- Your objective -
Your answer must consist of the records below, reproduced exactly, with every picture removed.

- Component data from apps and pages -
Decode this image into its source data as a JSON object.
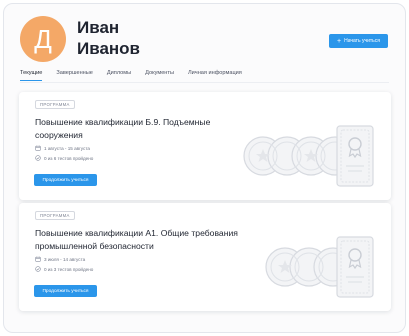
{
  "profile": {
    "avatar_letter": "Д",
    "first_name": "Иван",
    "last_name": "Иванов",
    "avatar_color": "#f4a867"
  },
  "header": {
    "start_button_icon": "+",
    "start_button_label": "Начать учиться",
    "accent_color": "#2b96ea"
  },
  "tabs": [
    {
      "label": "Текущие",
      "active": true
    },
    {
      "label": "Завершенные"
    },
    {
      "label": "Дипломы"
    },
    {
      "label": "Документы"
    },
    {
      "label": "Личная информация"
    }
  ],
  "courses": [
    {
      "badge": "ПРОГРАММА",
      "title": "Повышение квалификации Б.9. Подъемные сооружения",
      "dates": "1 августа - 15 августа",
      "tests": "0 из 6 тестов пройдено",
      "button": "Продолжить учиться"
    },
    {
      "badge": "ПРОГРАММА",
      "title": "Повышение квалификации А1. Общие требования промышленной безопасности",
      "dates": "3 июля - 14 августа",
      "tests": "0 из 3 тестов пройдено",
      "button": "Продолжить учиться"
    }
  ]
}
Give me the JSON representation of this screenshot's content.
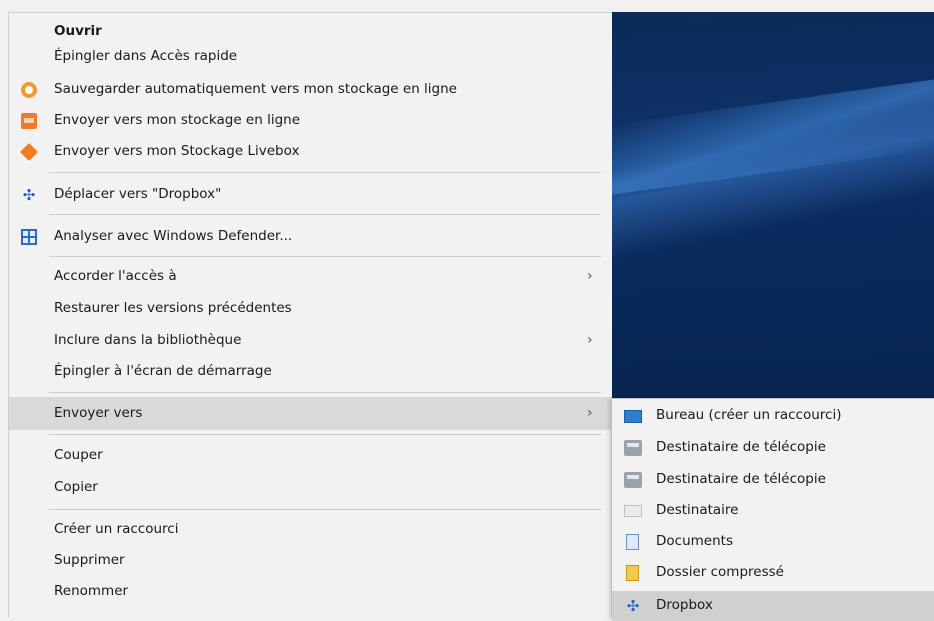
{
  "menu": {
    "items": [
      {
        "label": "Ouvrir",
        "icon": null
      },
      {
        "label": "Épingler dans Accès rapide",
        "icon": null
      },
      {
        "label": "Sauvegarder automatiquement vers mon stockage en ligne",
        "icon": "cloud-backup-icon"
      },
      {
        "label": "Envoyer vers mon stockage en ligne",
        "icon": "cloud-upload-icon"
      },
      {
        "label": "Envoyer vers mon Stockage Livebox",
        "icon": "livebox-icon"
      },
      {
        "label": "Déplacer vers \"Dropbox\"",
        "icon": "dropbox-icon"
      },
      {
        "label": "Analyser avec Windows Defender...",
        "icon": "windows-defender-icon"
      },
      {
        "label": "Accorder l'accès à",
        "icon": null
      },
      {
        "label": "Restaurer les versions précédentes",
        "icon": null
      },
      {
        "label": "Inclure dans la bibliothèque",
        "icon": null
      },
      {
        "label": "Épingler à l'écran de démarrage",
        "icon": null
      },
      {
        "label": "Envoyer vers",
        "icon": null
      },
      {
        "label": "Couper",
        "icon": null
      },
      {
        "label": "Copier",
        "icon": null
      },
      {
        "label": "Créer un raccourci",
        "icon": null
      },
      {
        "label": "Supprimer",
        "icon": null
      },
      {
        "label": "Renommer",
        "icon": null
      }
    ],
    "submenu_arrow": "›",
    "dropbox_glyph": "✣"
  },
  "submenu": {
    "items": [
      {
        "label": "Bureau (créer un raccourci)",
        "icon": "desktop-icon"
      },
      {
        "label": "Destinataire de télécopie",
        "icon": "fax-icon"
      },
      {
        "label": "Destinataire de télécopie",
        "icon": "fax-icon"
      },
      {
        "label": "Destinataire",
        "icon": "mail-recipient-icon"
      },
      {
        "label": "Documents",
        "icon": "documents-icon"
      },
      {
        "label": "Dossier compressé",
        "icon": "zip-folder-icon"
      },
      {
        "label": "Dropbox",
        "icon": "dropbox-icon"
      }
    ]
  },
  "colors": {
    "menu_bg": "#f2f2f2",
    "hover_bg": "#d9d9d9",
    "desktop_bg": "#0c2a57",
    "accent_orange": "#f29a2e",
    "dropbox_blue": "#1f63c9"
  }
}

- Worked solution -
Decode this image into its source data as a JSON object.
{
  "profile": {
    "avatar_letter": "Д",
    "first_name": "Иван",
    "last_name": "Иванов",
    "avatar_color": "#f4a867"
  },
  "header": {
    "start_button_icon": "+",
    "start_button_label": "Начать учиться",
    "accent_color": "#2b96ea"
  },
  "tabs": [
    {
      "label": "Текущие",
      "active": true
    },
    {
      "label": "Завершенные"
    },
    {
      "label": "Дипломы"
    },
    {
      "label": "Документы"
    },
    {
      "label": "Личная информация"
    }
  ],
  "courses": [
    {
      "badge": "ПРОГРАММА",
      "title": "Повышение квалификации Б.9. Подъемные сооружения",
      "dates": "1 августа - 15 августа",
      "tests": "0 из 6 тестов пройдено",
      "button": "Продолжить учиться"
    },
    {
      "badge": "ПРОГРАММА",
      "title": "Повышение квалификации А1. Общие требования промышленной безопасности",
      "dates": "3 июля - 14 августа",
      "tests": "0 из 3 тестов пройдено",
      "button": "Продолжить учиться"
    }
  ]
}
Give me the JSON representation of this screenshot's content.
{
  "menu": {
    "items": [
      {
        "label": "Ouvrir",
        "icon": null
      },
      {
        "label": "Épingler dans Accès rapide",
        "icon": null
      },
      {
        "label": "Sauvegarder automatiquement vers mon stockage en ligne",
        "icon": "cloud-backup-icon"
      },
      {
        "label": "Envoyer vers mon stockage en ligne",
        "icon": "cloud-upload-icon"
      },
      {
        "label": "Envoyer vers mon Stockage Livebox",
        "icon": "livebox-icon"
      },
      {
        "label": "Déplacer vers \"Dropbox\"",
        "icon": "dropbox-icon"
      },
      {
        "label": "Analyser avec Windows Defender...",
        "icon": "windows-defender-icon"
      },
      {
        "label": "Accorder l'accès à",
        "icon": null
      },
      {
        "label": "Restaurer les versions précédentes",
        "icon": null
      },
      {
        "label": "Inclure dans la bibliothèque",
        "icon": null
      },
      {
        "label": "Épingler à l'écran de démarrage",
        "icon": null
      },
      {
        "label": "Envoyer vers",
        "icon": null
      },
      {
        "label": "Couper",
        "icon": null
      },
      {
        "label": "Copier",
        "icon": null
      },
      {
        "label": "Créer un raccourci",
        "icon": null
      },
      {
        "label": "Supprimer",
        "icon": null
      },
      {
        "label": "Renommer",
        "icon": null
      }
    ],
    "submenu_arrow": "›",
    "dropbox_glyph": "✣"
  },
  "submenu": {
    "items": [
      {
        "label": "Bureau (créer un raccourci)",
        "icon": "desktop-icon"
      },
      {
        "label": "Destinataire de télécopie",
        "icon": "fax-icon"
      },
      {
        "label": "Destinataire de télécopie",
        "icon": "fax-icon"
      },
      {
        "label": "Destinataire",
        "icon": "mail-recipient-icon"
      },
      {
        "label": "Documents",
        "icon": "documents-icon"
      },
      {
        "label": "Dossier compressé",
        "icon": "zip-folder-icon"
      },
      {
        "label": "Dropbox",
        "icon": "dropbox-icon"
      }
    ]
  },
  "colors": {
    "menu_bg": "#f2f2f2",
    "hover_bg": "#d9d9d9",
    "desktop_bg": "#0c2a57",
    "accent_orange": "#f29a2e",
    "dropbox_blue": "#1f63c9"
  }
}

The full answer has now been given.